1. Blind Spot. For anyone who is not yet aware, tractor-trailer drivers deal with certain disadvantages due to the size and shape of their transporters. Among the most notable differences between this and the average passenger vehicle is the rather large blind spots that the driver must contend with.

On either side of the truck, to the right and directly in-line with the front tires, and within a certain distance of the back bumper, are areas of little to no visibility. This means that a car traveling in such a relation to the truck may be completely invisible to the big rig’s driver. This, of course, drastically increases the risk of an accident.

2. Prone to Tire Blowout. The problem isn’t necessarily that the tires are more prone to giving out on the highways of St. Petersburg, but rather that these trucks rely on many tires and they have a great deal more wear and tear on them with travel miles than the average driver would on car tires. Nevertheless, the threat of such an occurrence is greater for a tractor-trailer driver and its impact will certainly be felt by any cars driving in the near vicinity.

3. Tired Drivers.
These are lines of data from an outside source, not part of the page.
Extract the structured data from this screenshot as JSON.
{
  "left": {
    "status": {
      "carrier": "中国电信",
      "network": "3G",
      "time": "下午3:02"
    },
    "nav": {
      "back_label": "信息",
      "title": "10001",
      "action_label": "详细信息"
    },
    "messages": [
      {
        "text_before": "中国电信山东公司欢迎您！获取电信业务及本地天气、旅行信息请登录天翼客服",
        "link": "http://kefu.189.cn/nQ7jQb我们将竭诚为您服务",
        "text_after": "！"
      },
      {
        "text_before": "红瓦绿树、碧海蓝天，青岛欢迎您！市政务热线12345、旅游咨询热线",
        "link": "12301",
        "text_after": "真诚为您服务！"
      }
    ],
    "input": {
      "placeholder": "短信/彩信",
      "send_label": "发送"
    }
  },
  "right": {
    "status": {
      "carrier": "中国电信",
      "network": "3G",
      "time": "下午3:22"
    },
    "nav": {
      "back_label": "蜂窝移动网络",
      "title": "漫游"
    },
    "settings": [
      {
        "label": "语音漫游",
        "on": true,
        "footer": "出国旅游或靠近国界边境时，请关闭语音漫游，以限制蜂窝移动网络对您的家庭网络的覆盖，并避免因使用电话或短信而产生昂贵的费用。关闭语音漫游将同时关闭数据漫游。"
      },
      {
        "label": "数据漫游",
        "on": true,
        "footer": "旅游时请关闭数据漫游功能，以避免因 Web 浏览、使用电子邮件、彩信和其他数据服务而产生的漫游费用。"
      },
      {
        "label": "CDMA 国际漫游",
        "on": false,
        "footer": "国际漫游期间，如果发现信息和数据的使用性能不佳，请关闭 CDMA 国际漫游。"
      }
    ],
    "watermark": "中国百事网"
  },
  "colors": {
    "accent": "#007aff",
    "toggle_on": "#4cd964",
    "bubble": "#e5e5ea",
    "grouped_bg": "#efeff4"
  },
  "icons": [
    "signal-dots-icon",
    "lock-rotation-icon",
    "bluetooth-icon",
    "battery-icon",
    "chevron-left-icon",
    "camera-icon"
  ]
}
Surely you have felt the impact of exhaustion while behind the wheel at least once in your life. Drowsy driving has become a sort of epidemic and certainly a major concern in Saint Petersburg and the rest of the country. That problem is compounded for semi-truck operators.

After all, they spend a large amount of time on the road during the week and will often travel long after the sun has set, making drowsiness more likely. The average truck driver will log up to 70 hours over an eight-day period.

4. Susceptible to High Winds. Again, due to the massive size and shape of these transporters, high winds can wreak havoc on the drivers’ comfortable rides. The gusts can push them all over the road as they fight to stay within the lines of their lanes. It is essential for other drivers to give these massive trucks space in times of high wind.

5. More Difficulty Taking Corners. When taking a tight turn, small vehicles will just skirt around with little trouble, but a 53-foot tractor-trailer does not take the corners quite so gracefully, especially when the driver behind the wheel is not one of the most experienced in the fleet. Thus, it is essential for other drivers to give them the space needed to make the turn. This means staying back from the intersection when stopping at red lights or stop signs. It also means being patient when following behind the semi-truck.

When you are aware of the challenges faced by large truck drivers, you are better equipped to avoid potentially fatal crashes. However, not everything in life can be predicted. If you are involved in a semi-truck accident, contact your personal injury attorney as soon as possible.